 ${\displaystyle \sum (a)K_{a}\delta x_{a}=-\delta L+\sum (ae){\frac {\partial }{\partial x_{e}}}\left({\sqrt {-g}}V_{a}^{e}\delta x_{a}\right)-{\frac {1}{2\varkappa }}\left(\delta Q-\delta _{2}Q\right)}$ (77)

Let us now suppose that only the coordinate ${\displaystyle x_{h}}$ undergoes an infinitely small change, which has the same value at all points of the field-figure.
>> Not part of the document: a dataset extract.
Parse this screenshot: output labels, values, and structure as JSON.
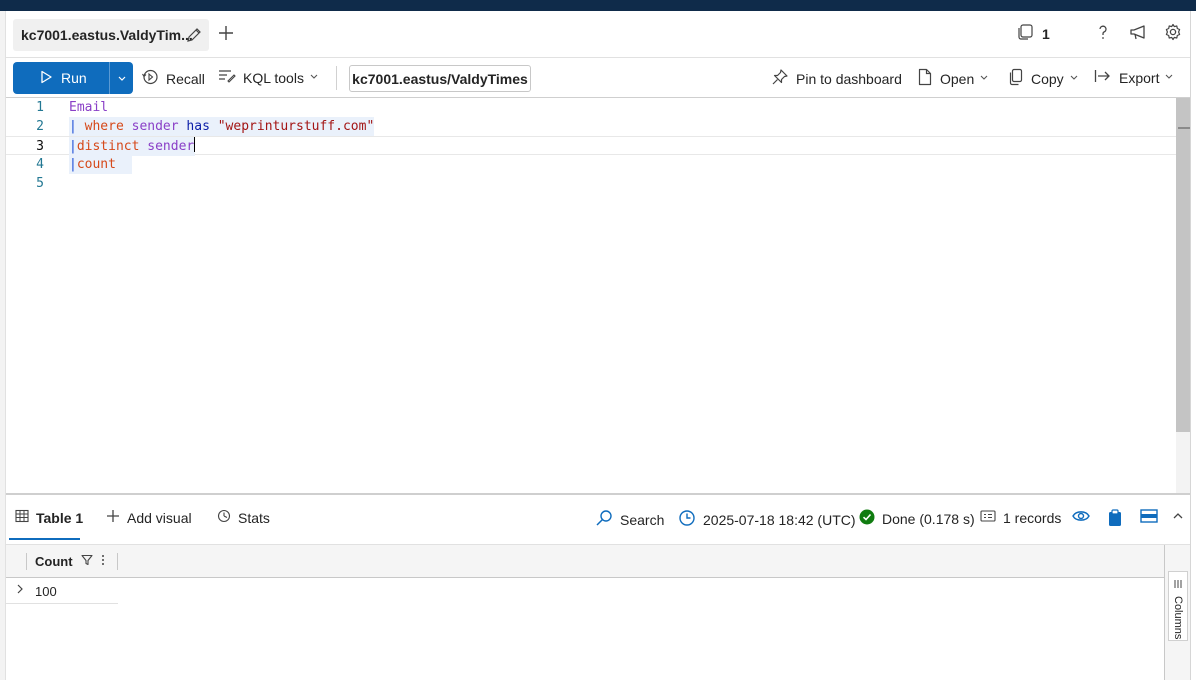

Let at the same time the system of values ${\displaystyle g_{ab}}$ be shifted everywhere in the direction of ${\displaystyle x_{h}}$ over the distance ${\displaystyle \delta x_{h}}$. The left hand side of the equation then becomes ${\displaystyle K_{h}\delta x_{h}}$ and we have on the right hand side

${\displaystyle \delta \mathrm {L} =-{\frac {\partial \mathrm {L} }{\partial x_{h}}}\delta x_{h},\ dQ=-{\frac {\partial Q}{\partial x_{h}}}\delta x_{h}}$
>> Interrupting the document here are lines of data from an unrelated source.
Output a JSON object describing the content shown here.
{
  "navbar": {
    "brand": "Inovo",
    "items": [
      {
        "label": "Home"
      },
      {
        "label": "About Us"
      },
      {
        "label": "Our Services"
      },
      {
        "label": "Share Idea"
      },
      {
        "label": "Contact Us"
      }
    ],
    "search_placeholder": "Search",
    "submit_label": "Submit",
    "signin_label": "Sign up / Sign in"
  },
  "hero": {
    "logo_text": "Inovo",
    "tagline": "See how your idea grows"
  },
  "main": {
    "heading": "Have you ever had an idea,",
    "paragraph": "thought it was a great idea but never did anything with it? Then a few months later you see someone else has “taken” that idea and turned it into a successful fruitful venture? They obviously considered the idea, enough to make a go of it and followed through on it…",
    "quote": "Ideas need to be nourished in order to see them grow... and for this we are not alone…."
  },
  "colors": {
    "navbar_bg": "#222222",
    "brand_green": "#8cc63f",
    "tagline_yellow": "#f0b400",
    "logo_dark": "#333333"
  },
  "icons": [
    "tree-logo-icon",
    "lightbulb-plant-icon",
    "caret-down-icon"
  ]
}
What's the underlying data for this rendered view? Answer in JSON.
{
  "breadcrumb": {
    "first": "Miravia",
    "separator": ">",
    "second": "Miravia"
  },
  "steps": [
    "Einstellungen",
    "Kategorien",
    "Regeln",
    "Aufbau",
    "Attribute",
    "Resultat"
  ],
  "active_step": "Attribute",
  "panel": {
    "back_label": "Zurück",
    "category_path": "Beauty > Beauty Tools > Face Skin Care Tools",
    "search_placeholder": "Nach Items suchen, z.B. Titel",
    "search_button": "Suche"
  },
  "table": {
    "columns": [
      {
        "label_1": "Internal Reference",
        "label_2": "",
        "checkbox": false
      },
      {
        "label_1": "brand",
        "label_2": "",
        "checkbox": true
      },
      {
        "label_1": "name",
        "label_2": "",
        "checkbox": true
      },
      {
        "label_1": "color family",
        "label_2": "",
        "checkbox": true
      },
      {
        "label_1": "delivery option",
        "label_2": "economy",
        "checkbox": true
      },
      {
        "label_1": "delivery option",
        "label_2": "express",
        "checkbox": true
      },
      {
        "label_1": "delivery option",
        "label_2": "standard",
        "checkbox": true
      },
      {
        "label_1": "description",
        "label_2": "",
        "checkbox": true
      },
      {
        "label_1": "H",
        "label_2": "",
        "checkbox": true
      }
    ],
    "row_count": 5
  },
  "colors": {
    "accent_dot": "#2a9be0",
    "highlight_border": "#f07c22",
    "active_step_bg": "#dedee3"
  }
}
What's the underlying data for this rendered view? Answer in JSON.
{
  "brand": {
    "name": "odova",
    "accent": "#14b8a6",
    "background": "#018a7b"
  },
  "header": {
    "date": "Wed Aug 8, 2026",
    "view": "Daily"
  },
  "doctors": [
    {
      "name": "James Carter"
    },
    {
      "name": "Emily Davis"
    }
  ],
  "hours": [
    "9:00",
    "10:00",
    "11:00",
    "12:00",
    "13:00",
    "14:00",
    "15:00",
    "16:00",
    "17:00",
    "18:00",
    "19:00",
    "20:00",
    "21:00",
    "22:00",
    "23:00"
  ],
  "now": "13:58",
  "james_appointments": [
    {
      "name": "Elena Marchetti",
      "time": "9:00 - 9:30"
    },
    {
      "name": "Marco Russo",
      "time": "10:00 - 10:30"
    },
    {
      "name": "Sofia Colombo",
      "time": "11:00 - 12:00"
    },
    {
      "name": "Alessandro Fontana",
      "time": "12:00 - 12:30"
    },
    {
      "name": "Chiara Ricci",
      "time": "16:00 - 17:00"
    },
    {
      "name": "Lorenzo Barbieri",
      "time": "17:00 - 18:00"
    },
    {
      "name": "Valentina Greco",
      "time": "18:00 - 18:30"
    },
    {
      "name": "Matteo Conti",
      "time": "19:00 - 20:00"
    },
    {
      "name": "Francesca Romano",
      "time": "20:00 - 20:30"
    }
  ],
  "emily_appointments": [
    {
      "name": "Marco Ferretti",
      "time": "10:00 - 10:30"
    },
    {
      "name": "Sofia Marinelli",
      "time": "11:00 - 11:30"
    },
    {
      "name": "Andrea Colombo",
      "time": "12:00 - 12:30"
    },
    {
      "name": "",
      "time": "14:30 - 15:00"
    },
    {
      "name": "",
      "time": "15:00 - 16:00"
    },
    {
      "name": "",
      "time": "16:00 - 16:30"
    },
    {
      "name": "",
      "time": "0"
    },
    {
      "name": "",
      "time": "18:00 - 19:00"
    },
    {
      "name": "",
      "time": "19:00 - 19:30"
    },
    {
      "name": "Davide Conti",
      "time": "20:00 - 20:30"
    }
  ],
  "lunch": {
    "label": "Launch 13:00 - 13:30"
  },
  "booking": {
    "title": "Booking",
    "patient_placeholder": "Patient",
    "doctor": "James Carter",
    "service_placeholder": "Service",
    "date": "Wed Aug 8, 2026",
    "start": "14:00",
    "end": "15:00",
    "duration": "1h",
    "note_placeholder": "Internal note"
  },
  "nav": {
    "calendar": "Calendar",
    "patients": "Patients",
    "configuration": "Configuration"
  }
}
After dividing the equation by ${\displaystyle \delta x_{h}}$ we may thus, according to (74) and (75), write

${\displaystyle -\sum (e){\frac {\partial \mathrm {T} h^{e}}{\partial x_{e}}}=-div_{h}{\mathfrak {T}}}$

By the same division we obtain from ${\displaystyle \delta Q-\delta _{2}Q}$ the expression occurring on the left hand side of (51), which we have represented by
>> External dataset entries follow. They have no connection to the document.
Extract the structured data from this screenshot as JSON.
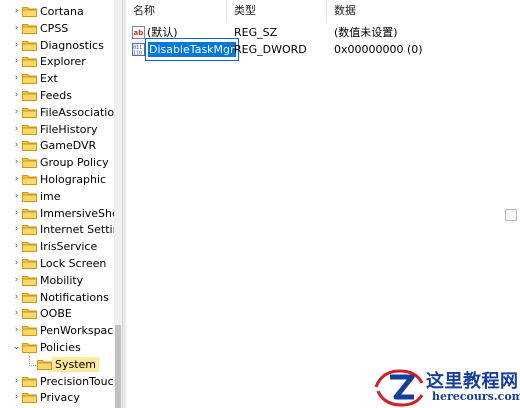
{
  "tree": {
    "items": [
      {
        "label": "Cortana"
      },
      {
        "label": "CPSS"
      },
      {
        "label": "Diagnostics"
      },
      {
        "label": "Explorer"
      },
      {
        "label": "Ext"
      },
      {
        "label": "Feeds"
      },
      {
        "label": "FileAssociation"
      },
      {
        "label": "FileHistory"
      },
      {
        "label": "GameDVR"
      },
      {
        "label": "Group Policy"
      },
      {
        "label": "Holographic"
      },
      {
        "label": "ime"
      },
      {
        "label": "ImmersiveShell"
      },
      {
        "label": "Internet Settings"
      },
      {
        "label": "IrisService"
      },
      {
        "label": "Lock Screen"
      },
      {
        "label": "Mobility"
      },
      {
        "label": "Notifications"
      },
      {
        "label": "OOBE"
      },
      {
        "label": "PenWorkspace"
      },
      {
        "label": "Policies",
        "expanded": true
      },
      {
        "label": "System",
        "child": true,
        "selected": true
      },
      {
        "label": "PrecisionTouchPad"
      },
      {
        "label": "Privacy"
      }
    ]
  },
  "columns": {
    "name": "名称",
    "type": "类型",
    "data": "数据"
  },
  "values": [
    {
      "name": "(默认)",
      "type": "REG_SZ",
      "data": "(数值未设置)",
      "icon": "string-value-icon"
    },
    {
      "name": "DisableTaskMgr",
      "type": "REG_DWORD",
      "data": "0x00000000 (0)",
      "icon": "dword-value-icon",
      "editing": true
    }
  ],
  "watermark": {
    "main": "这里教程网",
    "sub": "herecours.com"
  }
}
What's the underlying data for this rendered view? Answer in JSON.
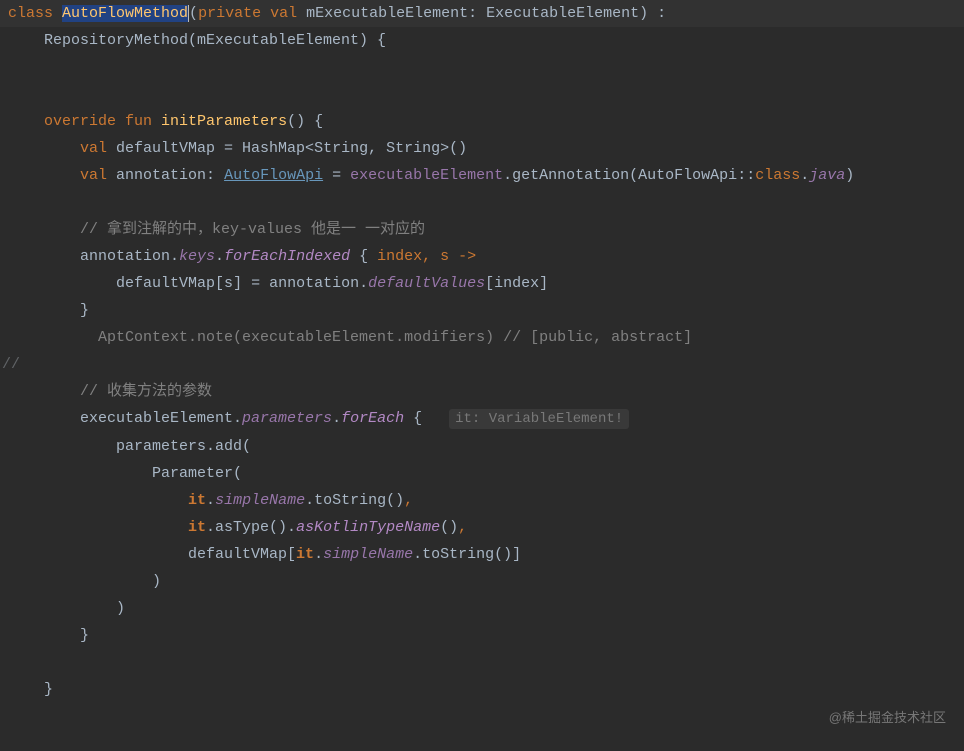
{
  "colors": {
    "bg": "#2b2b2b",
    "fg": "#a9b7c6",
    "keyword": "#cc7832",
    "function": "#ffc66d",
    "link": "#6897bb",
    "italic": "#9876aa",
    "comment": "#808080",
    "selection": "#214283"
  },
  "watermark": "@稀土掘金技术社区",
  "gutter_comment": "//",
  "code": {
    "l1_class": "class ",
    "l1_name": "AutoFlowMethod",
    "l1_paren": "(",
    "l1_private": "private ",
    "l1_val": "val ",
    "l1_param": "mExecutableElement: ExecutableElement) :",
    "l2": "    RepositoryMethod(mExecutableElement) {",
    "l5_override": "    override ",
    "l5_fun": "fun ",
    "l5_name": "initParameters",
    "l5_rest": "() {",
    "l6_val": "        val ",
    "l6_rest": "defaultVMap = HashMap<String, String>()",
    "l7_val": "        val ",
    "l7_ann": "annotation: ",
    "l7_link": "AutoFlowApi",
    "l7_eq": " = ",
    "l7_exec": "executableElement",
    "l7_dot": ".getAnnotation(",
    "l7_api": "AutoFlowApi",
    "l7_cc": "::",
    "l7_class": "class",
    "l7_dot2": ".",
    "l7_java": "java",
    "l7_close": ")",
    "l9_comment": "        // 拿到注解的中，key-values 他是一 一对应的",
    "l10a": "        annotation.",
    "l10_keys": "keys",
    "l10_dot": ".",
    "l10_fei": "forEachIndexed",
    "l10_open": " { ",
    "l10_idx": "index",
    "l10_c": ", ",
    "l10_s": "s",
    "l10_arrow": " ->",
    "l11a": "            defaultVMap[",
    "l11_s": "s",
    "l11b": "] = annotation.",
    "l11_dv": "defaultValues",
    "l11c": "[",
    "l11_idx": "index",
    "l11d": "]",
    "l12": "        }",
    "l13a": "          AptContext.note(executableElement.modifiers) // [public, abstract]",
    "l15_comment": "        // 收集方法的参数",
    "l16a": "        executableElement.",
    "l16_params": "parameters",
    "l16_dot": ".",
    "l16_fe": "forEach",
    "l16_open": " { ",
    "l16_hint": "it: VariableElement!",
    "l17a": "            parameters.add(",
    "l18a": "                Parameter(",
    "l19a": "                    ",
    "l19_it": "it",
    "l19_dot": ".",
    "l19_sn": "simpleName",
    "l19_rest": ".toString()",
    "l19_comma": ",",
    "l20a": "                    ",
    "l20_it": "it",
    "l20_rest": ".asType().",
    "l20_ak": "asKotlinTypeName",
    "l20_p": "()",
    "l20_comma": ",",
    "l21a": "                    defaultVMap[",
    "l21_it": "it",
    "l21_dot": ".",
    "l21_sn": "simpleName",
    "l21_rest": ".toString()]",
    "l22": "                )",
    "l23": "            )",
    "l24": "        }",
    "l26": "    }"
  }
}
${\displaystyle \sum (e){\frac {\partial {\mathfrak {s}}_{h}^{e}}{\partial x_{e}}}=div_{h}{\mathfrak {s}}}$

where the complex ${\displaystyle {\mathfrak {s}}}$ is defined by (52) and (53). If therefore we introduce a new complex ${\displaystyle {\mathfrak {t}}}$ which differs from ${\displaystyle {\mathfrak {s}}}$ only by the factor ${\displaystyle {\tfrac {1}{2\varkappa }}}$, so that

 ${\displaystyle {\mathfrak {t}}_{h}^{e}={\frac {1}{2\varkappa }}{\mathfrak {s}}_{h}^{e}}$ (78)

we find

 ${\displaystyle K_{h}=-div_{h}{\mathfrak {T}}-div_{h}{\mathfrak {t}}}$ (79)

The form of this equation leads us to consider ${\displaystyle {\mathfrak {t}}}$ as the stress-energy-complex of the gravitation field, just as ${\displaystyle {\mathfrak {T}}}$ is the stress-energy-tensor for the matter. We need not further explain that for the case ${\displaystyle K_{h}=0}$ the four equations contained in (79) express the conservation of momentum and of energy for the total system, matter and gravitation field taken together.

§ 48. To learn something about the nature of the stress-energy-complex ${\displaystyle {\mathfrak {t}}}$ we shall consider the stationary gravitation field caused by a quantity of matter without motion and distributed symmetrically around a point ${\displaystyle O}$. In this problem it is convenient to introduce for the three space coordinates ${\displaystyle x_{1},x_{2},x_{3}}$, (${\displaystyle x_{4}}$ will represent the time) "polar" coordinates. By ${\displaystyle x_{3}}$ we shall therefore denote a quantity ${\displaystyle r}$